══ STORED DATA

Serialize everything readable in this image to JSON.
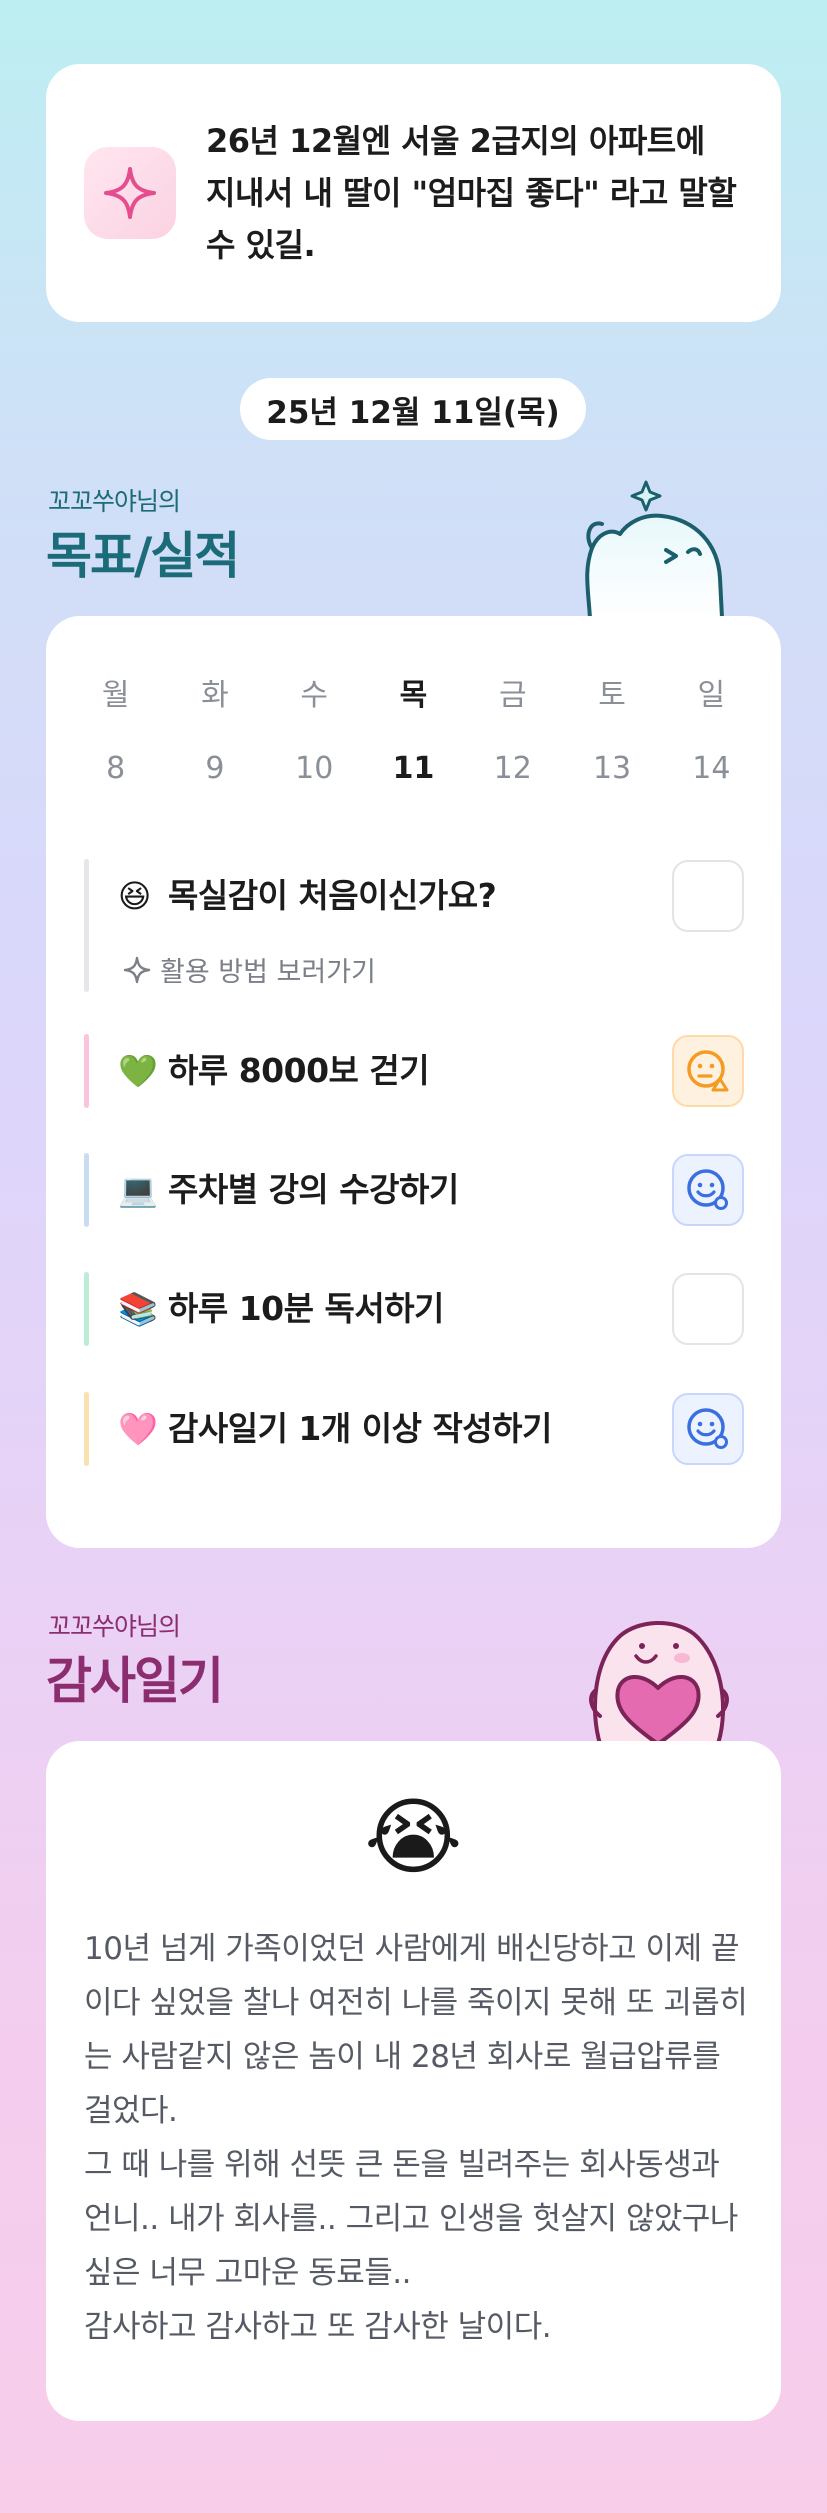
{
  "goal": {
    "icon": "sparkle-icon",
    "text": "26년 12월엔 서울 2급지의 아파트에 지내서 내 딸이 \"엄마집 좋다\" 라고 말할수 있길."
  },
  "date_label": "25년 12월 11일(목)",
  "goals_section": {
    "subtitle": "꼬꼬쑤야님의",
    "title": "목표/실적"
  },
  "week": {
    "days": [
      "월",
      "화",
      "수",
      "목",
      "금",
      "토",
      "일"
    ],
    "dates": [
      "8",
      "9",
      "10",
      "11",
      "12",
      "13",
      "14"
    ],
    "today_index": 3
  },
  "tasks": [
    {
      "emoji": "😆",
      "label": "목실감이 처음이신가요?",
      "bar_color": "#e4e6ea",
      "status": "empty"
    },
    {
      "emoji": "💚",
      "label": "하루 8000보 걷기",
      "bar_color": "#f9c4dc",
      "status": "partial"
    },
    {
      "emoji": "💻",
      "label": "주차별 강의 수강하기",
      "bar_color": "#c8dcf2",
      "status": "done"
    },
    {
      "emoji": "📚",
      "label": "하루 10분 독서하기",
      "bar_color": "#bdecd6",
      "status": "empty"
    },
    {
      "emoji": "🩷",
      "label": "감사일기 1개 이상 작성하기",
      "bar_color": "#fbe0b0",
      "status": "done"
    }
  ],
  "hint_label": "활용 방법 보러가기",
  "diary_section": {
    "subtitle": "꼬꼬쑤야님의",
    "title": "감사일기"
  },
  "diary": {
    "mood_emoji": "😭",
    "text": "10년 넘게 가족이었던 사람에게 배신당하고 이제 끝이다 싶었을 찰나 여전히 나를 죽이지 못해 또 괴롭히는 사람같지 않은 놈이 내 28년 회사로 월급압류를 걸었다.\n그 때 나를 위해 선뜻 큰 돈을 빌려주는 회사동생과 언니..  내가 회사를..  그리고 인생을 헛살지 않았구나 싶은 너무 고마운 동료들..\n감사하고 감사하고 또 감사한 날이다."
  },
  "colors": {
    "teal_title": "#1c6b78",
    "pink_title": "#8b2d6e",
    "partial_orange": "#f59a23",
    "done_blue": "#3a6fe0"
  }
}
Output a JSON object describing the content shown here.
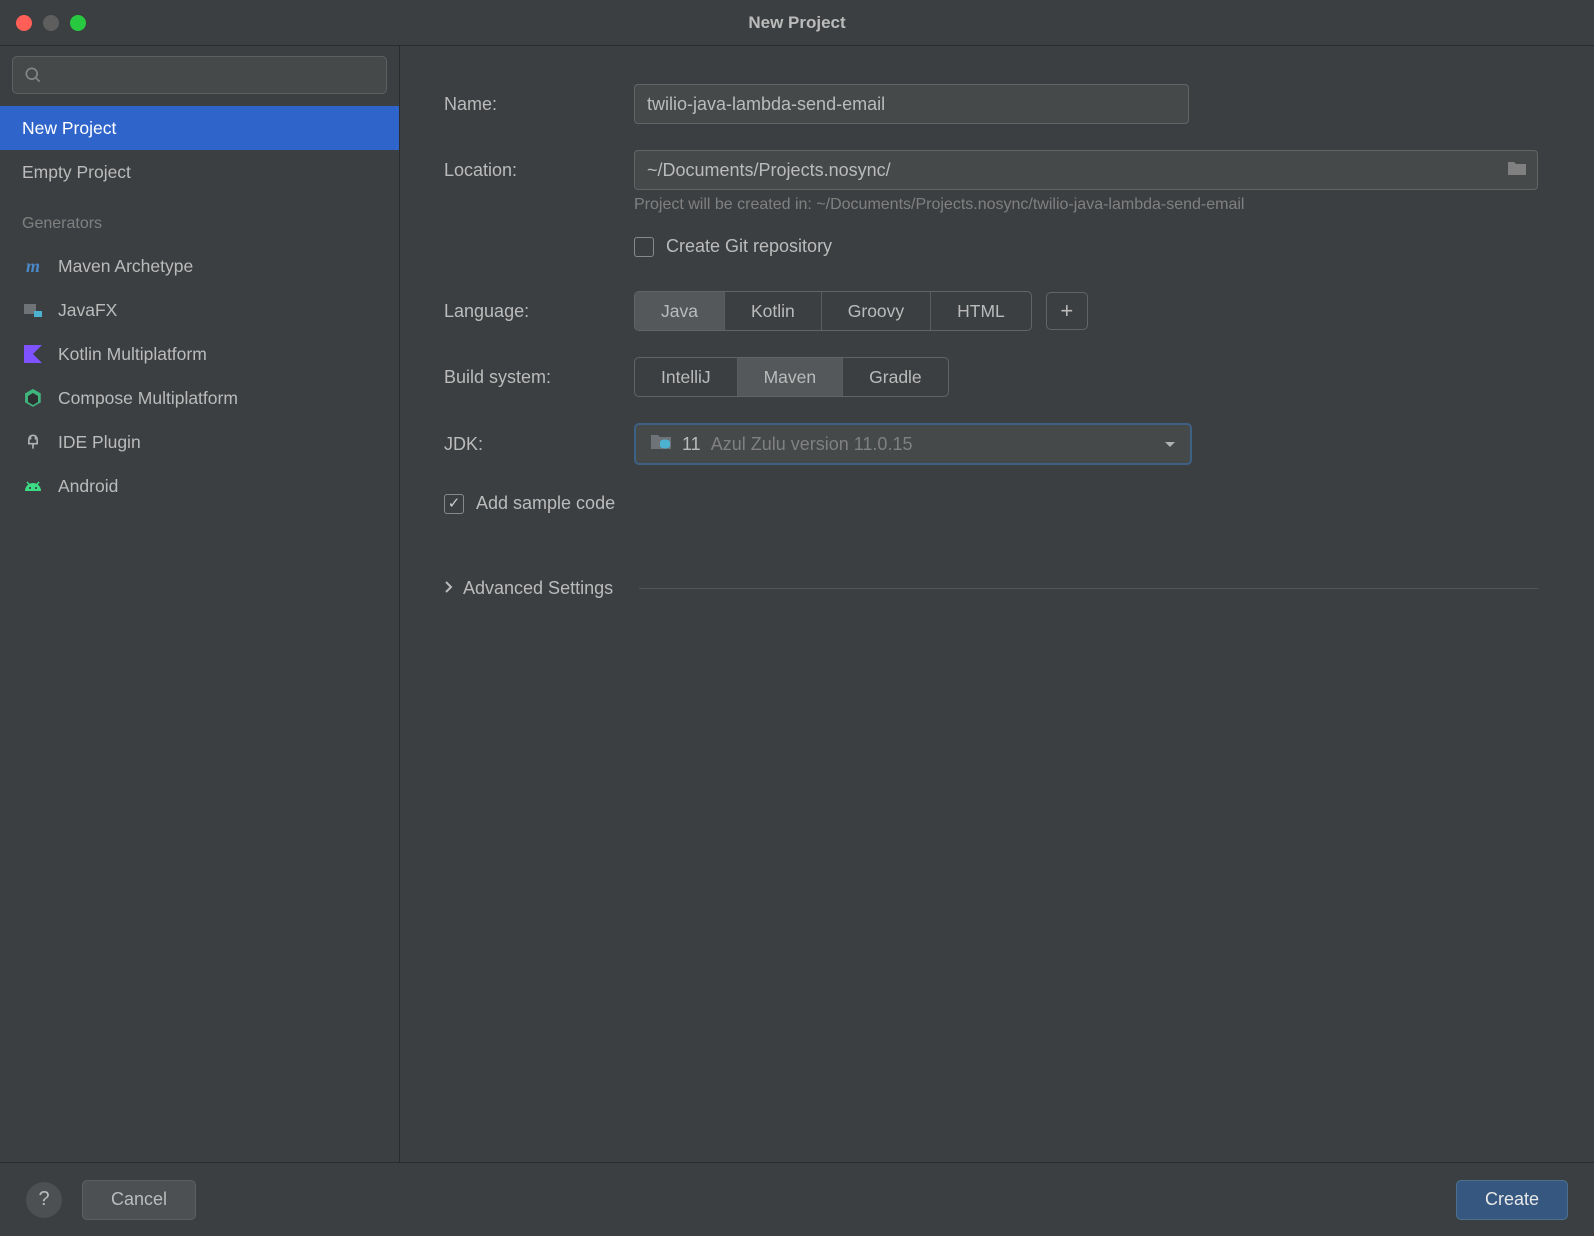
{
  "window": {
    "title": "New Project"
  },
  "sidebar": {
    "items": [
      {
        "label": "New Project"
      },
      {
        "label": "Empty Project"
      }
    ],
    "generators_header": "Generators",
    "generators": [
      {
        "label": "Maven Archetype"
      },
      {
        "label": "JavaFX"
      },
      {
        "label": "Kotlin Multiplatform"
      },
      {
        "label": "Compose Multiplatform"
      },
      {
        "label": "IDE Plugin"
      },
      {
        "label": "Android"
      }
    ]
  },
  "form": {
    "name_label": "Name:",
    "name_value": "twilio-java-lambda-send-email",
    "location_label": "Location:",
    "location_value": "~/Documents/Projects.nosync/",
    "location_hint": "Project will be created in: ~/Documents/Projects.nosync/twilio-java-lambda-send-email",
    "git_label": "Create Git repository",
    "language_label": "Language:",
    "languages": [
      "Java",
      "Kotlin",
      "Groovy",
      "HTML"
    ],
    "plus": "+",
    "build_label": "Build system:",
    "build_systems": [
      "IntelliJ",
      "Maven",
      "Gradle"
    ],
    "jdk_label": "JDK:",
    "jdk_primary": "11",
    "jdk_secondary": "Azul Zulu version 11.0.15",
    "sample_label": "Add sample code",
    "advanced_label": "Advanced Settings"
  },
  "footer": {
    "help": "?",
    "cancel": "Cancel",
    "create": "Create"
  }
}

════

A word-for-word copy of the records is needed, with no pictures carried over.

Serialize everything readable in this image to JSON.
{
  "goal": {
    "icon": "sparkle-icon",
    "text": "26년 12월엔 서울 2급지의 아파트에 지내서 내 딸이 \"엄마집 좋다\" 라고 말할수 있길."
  },
  "date_label": "25년 12월 11일(목)",
  "goals_section": {
    "subtitle": "꼬꼬쑤야님의",
    "title": "목표/실적"
  },
  "week": {
    "days": [
      "월",
      "화",
      "수",
      "목",
      "금",
      "토",
      "일"
    ],
    "dates": [
      "8",
      "9",
      "10",
      "11",
      "12",
      "13",
      "14"
    ],
    "today_index": 3
  },
  "tasks": [
    {
      "emoji": "😆",
      "label": "목실감이 처음이신가요?",
      "bar_color": "#e4e6ea",
      "status": "empty"
    },
    {
      "emoji": "💚",
      "label": "하루 8000보 걷기",
      "bar_color": "#f9c4dc",
      "status": "partial"
    },
    {
      "emoji": "💻",
      "label": "주차별 강의 수강하기",
      "bar_color": "#c8dcf2",
      "status": "done"
    },
    {
      "emoji": "📚",
      "label": "하루 10분 독서하기",
      "bar_color": "#bdecd6",
      "status": "empty"
    },
    {
      "emoji": "🩷",
      "label": "감사일기 1개 이상 작성하기",
      "bar_color": "#fbe0b0",
      "status": "done"
    }
  ],
  "hint_label": "활용 방법 보러가기",
  "diary_section": {
    "subtitle": "꼬꼬쑤야님의",
    "title": "감사일기"
  },
  "diary": {
    "mood_emoji": "😭",
    "text": "10년 넘게 가족이었던 사람에게 배신당하고 이제 끝이다 싶었을 찰나 여전히 나를 죽이지 못해 또 괴롭히는 사람같지 않은 놈이 내 28년 회사로 월급압류를 걸었다.\n그 때 나를 위해 선뜻 큰 돈을 빌려주는 회사동생과 언니..  내가 회사를..  그리고 인생을 헛살지 않았구나 싶은 너무 고마운 동료들..\n감사하고 감사하고 또 감사한 날이다."
  },
  "colors": {
    "teal_title": "#1c6b78",
    "pink_title": "#8b2d6e",
    "partial_orange": "#f59a23",
    "done_blue": "#3a6fe0"
  }
}
Output a JSON object describing the content shown here.
{
  "window": {
    "title": "New Project"
  },
  "sidebar": {
    "items": [
      {
        "label": "New Project"
      },
      {
        "label": "Empty Project"
      }
    ],
    "generators_header": "Generators",
    "generators": [
      {
        "label": "Maven Archetype"
      },
      {
        "label": "JavaFX"
      },
      {
        "label": "Kotlin Multiplatform"
      },
      {
        "label": "Compose Multiplatform"
      },
      {
        "label": "IDE Plugin"
      },
      {
        "label": "Android"
      }
    ]
  },
  "form": {
    "name_label": "Name:",
    "name_value": "twilio-java-lambda-send-email",
    "location_label": "Location:",
    "location_value": "~/Documents/Projects.nosync/",
    "location_hint": "Project will be created in: ~/Documents/Projects.nosync/twilio-java-lambda-send-email",
    "git_label": "Create Git repository",
    "language_label": "Language:",
    "languages": [
      "Java",
      "Kotlin",
      "Groovy",
      "HTML"
    ],
    "plus": "+",
    "build_label": "Build system:",
    "build_systems": [
      "IntelliJ",
      "Maven",
      "Gradle"
    ],
    "jdk_label": "JDK:",
    "jdk_primary": "11",
    "jdk_secondary": "Azul Zulu version 11.0.15",
    "sample_label": "Add sample code",
    "advanced_label": "Advanced Settings"
  },
  "footer": {
    "help": "?",
    "cancel": "Cancel",
    "create": "Create"
  }
}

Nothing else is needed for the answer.